• [Work required]:
The answer must be every line of the records below that holds the word "true".

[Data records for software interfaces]
--
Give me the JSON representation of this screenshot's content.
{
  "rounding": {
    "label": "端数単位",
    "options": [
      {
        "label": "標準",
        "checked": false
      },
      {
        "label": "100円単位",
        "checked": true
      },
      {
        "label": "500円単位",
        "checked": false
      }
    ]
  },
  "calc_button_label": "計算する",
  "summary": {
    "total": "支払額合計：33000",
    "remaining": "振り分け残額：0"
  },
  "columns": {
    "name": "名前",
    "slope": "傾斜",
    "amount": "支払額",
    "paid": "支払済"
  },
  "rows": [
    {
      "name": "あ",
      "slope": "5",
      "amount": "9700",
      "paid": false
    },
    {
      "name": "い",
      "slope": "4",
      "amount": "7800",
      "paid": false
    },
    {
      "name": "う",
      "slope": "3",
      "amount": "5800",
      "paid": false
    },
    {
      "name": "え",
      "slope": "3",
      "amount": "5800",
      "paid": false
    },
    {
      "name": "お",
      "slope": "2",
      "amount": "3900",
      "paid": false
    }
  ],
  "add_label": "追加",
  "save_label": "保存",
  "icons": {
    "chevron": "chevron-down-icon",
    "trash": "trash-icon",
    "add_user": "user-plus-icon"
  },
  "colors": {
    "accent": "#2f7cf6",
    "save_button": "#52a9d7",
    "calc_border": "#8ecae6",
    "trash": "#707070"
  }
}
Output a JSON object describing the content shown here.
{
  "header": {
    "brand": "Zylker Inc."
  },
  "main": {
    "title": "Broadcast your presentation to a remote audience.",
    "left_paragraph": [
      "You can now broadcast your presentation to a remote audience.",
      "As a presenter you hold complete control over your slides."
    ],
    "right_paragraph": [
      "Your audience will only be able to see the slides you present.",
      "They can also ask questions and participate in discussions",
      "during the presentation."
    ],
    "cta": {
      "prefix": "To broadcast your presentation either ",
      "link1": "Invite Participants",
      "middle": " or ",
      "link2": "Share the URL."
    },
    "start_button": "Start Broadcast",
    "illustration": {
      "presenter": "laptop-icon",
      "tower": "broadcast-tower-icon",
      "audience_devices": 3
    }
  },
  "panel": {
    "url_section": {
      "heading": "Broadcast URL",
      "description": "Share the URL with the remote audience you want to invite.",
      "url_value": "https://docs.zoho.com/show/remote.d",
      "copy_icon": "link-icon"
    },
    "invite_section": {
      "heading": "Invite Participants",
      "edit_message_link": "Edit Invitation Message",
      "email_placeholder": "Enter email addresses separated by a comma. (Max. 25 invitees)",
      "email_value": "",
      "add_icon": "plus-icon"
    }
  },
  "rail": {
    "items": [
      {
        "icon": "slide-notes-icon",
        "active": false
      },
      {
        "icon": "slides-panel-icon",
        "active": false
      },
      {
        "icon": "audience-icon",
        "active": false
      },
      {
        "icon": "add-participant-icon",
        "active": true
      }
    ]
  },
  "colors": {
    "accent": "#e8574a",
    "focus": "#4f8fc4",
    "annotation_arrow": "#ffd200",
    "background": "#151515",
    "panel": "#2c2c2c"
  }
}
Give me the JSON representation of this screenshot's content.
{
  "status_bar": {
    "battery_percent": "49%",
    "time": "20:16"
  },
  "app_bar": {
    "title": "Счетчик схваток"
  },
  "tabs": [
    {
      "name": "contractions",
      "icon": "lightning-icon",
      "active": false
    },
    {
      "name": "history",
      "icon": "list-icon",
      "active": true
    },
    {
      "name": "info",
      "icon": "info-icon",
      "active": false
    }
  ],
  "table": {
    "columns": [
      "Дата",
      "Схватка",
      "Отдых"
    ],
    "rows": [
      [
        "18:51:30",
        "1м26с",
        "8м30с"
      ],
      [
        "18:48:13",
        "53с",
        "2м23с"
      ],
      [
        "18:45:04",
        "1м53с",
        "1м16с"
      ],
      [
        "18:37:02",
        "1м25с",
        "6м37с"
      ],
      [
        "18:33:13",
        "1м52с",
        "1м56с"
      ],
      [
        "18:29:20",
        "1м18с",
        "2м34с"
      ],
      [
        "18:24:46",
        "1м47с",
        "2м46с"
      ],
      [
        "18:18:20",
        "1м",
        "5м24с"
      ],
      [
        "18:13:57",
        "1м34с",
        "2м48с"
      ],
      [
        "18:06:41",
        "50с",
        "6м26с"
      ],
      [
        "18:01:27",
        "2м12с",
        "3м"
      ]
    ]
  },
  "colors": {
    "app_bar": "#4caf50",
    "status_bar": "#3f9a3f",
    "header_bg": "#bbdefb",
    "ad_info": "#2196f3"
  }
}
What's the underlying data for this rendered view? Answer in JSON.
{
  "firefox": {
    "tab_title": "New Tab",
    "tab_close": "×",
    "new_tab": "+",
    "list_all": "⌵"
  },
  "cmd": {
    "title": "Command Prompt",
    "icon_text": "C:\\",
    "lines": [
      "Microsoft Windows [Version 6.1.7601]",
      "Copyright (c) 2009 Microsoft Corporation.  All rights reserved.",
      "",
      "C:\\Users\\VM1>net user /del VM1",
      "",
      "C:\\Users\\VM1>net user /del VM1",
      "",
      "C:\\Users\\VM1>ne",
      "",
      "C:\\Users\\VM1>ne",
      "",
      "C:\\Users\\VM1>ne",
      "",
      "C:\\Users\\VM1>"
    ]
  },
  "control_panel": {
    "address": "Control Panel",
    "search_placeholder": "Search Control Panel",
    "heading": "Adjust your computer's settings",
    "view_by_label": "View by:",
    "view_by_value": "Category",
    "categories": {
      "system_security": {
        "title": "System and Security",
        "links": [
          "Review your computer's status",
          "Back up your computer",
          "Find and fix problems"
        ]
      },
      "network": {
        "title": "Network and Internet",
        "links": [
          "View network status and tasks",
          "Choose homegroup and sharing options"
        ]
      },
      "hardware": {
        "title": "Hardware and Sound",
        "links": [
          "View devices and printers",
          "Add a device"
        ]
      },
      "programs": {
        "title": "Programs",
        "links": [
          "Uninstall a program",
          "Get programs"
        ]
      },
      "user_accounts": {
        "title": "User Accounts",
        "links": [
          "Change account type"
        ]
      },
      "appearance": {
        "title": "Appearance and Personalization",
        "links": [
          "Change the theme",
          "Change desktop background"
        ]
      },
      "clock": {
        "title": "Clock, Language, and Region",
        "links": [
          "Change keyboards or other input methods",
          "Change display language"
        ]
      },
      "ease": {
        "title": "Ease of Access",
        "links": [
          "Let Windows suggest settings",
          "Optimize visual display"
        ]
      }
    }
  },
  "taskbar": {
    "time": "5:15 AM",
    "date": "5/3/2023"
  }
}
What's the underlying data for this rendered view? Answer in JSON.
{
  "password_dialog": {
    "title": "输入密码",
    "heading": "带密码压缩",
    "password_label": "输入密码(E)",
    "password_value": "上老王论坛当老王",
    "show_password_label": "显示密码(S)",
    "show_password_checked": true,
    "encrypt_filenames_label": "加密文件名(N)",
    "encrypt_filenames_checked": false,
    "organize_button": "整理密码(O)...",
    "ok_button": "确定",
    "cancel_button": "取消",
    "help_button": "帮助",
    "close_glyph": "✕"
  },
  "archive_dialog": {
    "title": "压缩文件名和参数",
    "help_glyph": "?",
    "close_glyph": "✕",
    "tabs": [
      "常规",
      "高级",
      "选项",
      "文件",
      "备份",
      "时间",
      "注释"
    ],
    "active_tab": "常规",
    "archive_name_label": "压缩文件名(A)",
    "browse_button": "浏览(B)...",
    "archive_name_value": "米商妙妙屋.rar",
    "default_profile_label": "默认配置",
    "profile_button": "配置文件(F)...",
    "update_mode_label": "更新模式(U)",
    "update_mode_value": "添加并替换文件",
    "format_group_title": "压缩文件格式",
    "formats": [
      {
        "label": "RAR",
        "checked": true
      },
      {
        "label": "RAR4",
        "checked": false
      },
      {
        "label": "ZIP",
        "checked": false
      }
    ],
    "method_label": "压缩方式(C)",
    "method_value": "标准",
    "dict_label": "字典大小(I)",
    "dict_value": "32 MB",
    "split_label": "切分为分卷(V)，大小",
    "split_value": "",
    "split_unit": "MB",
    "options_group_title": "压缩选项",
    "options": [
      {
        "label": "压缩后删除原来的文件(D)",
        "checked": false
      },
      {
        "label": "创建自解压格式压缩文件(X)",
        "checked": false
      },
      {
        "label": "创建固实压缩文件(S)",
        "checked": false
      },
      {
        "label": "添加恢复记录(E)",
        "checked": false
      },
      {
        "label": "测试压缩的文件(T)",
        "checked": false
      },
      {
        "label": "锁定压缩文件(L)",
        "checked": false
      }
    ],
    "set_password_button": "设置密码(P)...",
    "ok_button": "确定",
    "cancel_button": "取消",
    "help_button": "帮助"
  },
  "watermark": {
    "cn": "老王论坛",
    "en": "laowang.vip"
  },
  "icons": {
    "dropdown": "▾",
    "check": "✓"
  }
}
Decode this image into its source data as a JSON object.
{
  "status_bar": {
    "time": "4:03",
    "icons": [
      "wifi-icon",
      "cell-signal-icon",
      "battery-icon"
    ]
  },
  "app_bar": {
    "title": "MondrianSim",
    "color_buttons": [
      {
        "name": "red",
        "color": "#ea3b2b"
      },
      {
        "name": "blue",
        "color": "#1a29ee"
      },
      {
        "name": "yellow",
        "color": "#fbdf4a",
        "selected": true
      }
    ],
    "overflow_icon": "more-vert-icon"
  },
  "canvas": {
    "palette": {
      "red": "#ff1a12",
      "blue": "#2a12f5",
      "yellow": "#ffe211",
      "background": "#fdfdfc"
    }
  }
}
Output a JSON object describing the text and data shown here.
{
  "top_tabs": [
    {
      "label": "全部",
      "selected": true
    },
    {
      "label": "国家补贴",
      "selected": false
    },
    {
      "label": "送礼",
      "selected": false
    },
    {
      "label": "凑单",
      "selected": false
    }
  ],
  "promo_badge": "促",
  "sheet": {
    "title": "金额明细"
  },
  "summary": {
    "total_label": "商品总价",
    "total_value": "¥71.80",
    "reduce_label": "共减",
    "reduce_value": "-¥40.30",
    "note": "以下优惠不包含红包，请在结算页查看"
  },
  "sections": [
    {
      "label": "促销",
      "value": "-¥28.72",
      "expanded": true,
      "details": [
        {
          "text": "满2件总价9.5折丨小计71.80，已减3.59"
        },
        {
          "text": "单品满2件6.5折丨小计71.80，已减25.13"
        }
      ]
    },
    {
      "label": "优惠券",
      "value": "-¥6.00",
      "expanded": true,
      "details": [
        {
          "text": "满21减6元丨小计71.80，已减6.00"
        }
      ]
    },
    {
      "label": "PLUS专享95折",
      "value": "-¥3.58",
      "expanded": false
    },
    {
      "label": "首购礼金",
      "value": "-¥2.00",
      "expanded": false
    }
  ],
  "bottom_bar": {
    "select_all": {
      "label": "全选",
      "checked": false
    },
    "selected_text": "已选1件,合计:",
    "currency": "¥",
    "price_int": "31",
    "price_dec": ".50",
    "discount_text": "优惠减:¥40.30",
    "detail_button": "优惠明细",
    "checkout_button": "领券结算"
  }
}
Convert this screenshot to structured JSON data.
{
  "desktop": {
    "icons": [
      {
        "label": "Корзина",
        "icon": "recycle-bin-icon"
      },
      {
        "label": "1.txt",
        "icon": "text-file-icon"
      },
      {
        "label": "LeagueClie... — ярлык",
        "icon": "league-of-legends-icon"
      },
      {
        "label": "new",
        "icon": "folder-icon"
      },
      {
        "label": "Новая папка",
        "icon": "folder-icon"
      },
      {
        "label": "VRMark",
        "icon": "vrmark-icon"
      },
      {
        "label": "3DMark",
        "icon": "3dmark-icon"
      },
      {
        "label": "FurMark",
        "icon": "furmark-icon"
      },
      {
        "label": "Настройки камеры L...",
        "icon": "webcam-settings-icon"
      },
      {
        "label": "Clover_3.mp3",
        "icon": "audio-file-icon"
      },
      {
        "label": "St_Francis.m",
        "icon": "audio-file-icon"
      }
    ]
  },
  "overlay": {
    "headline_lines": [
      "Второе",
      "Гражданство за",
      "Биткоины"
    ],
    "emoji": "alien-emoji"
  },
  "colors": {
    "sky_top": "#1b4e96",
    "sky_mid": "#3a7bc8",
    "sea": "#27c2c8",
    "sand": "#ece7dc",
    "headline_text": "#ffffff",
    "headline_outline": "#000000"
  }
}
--
• [Solution for this problem]:
        "checked": true
        "active": true
      "active": true
    "show_password_checked": true,
        "checked": true
        "selected": true
      "selected": true
      "expanded": true,
      "expanded": true,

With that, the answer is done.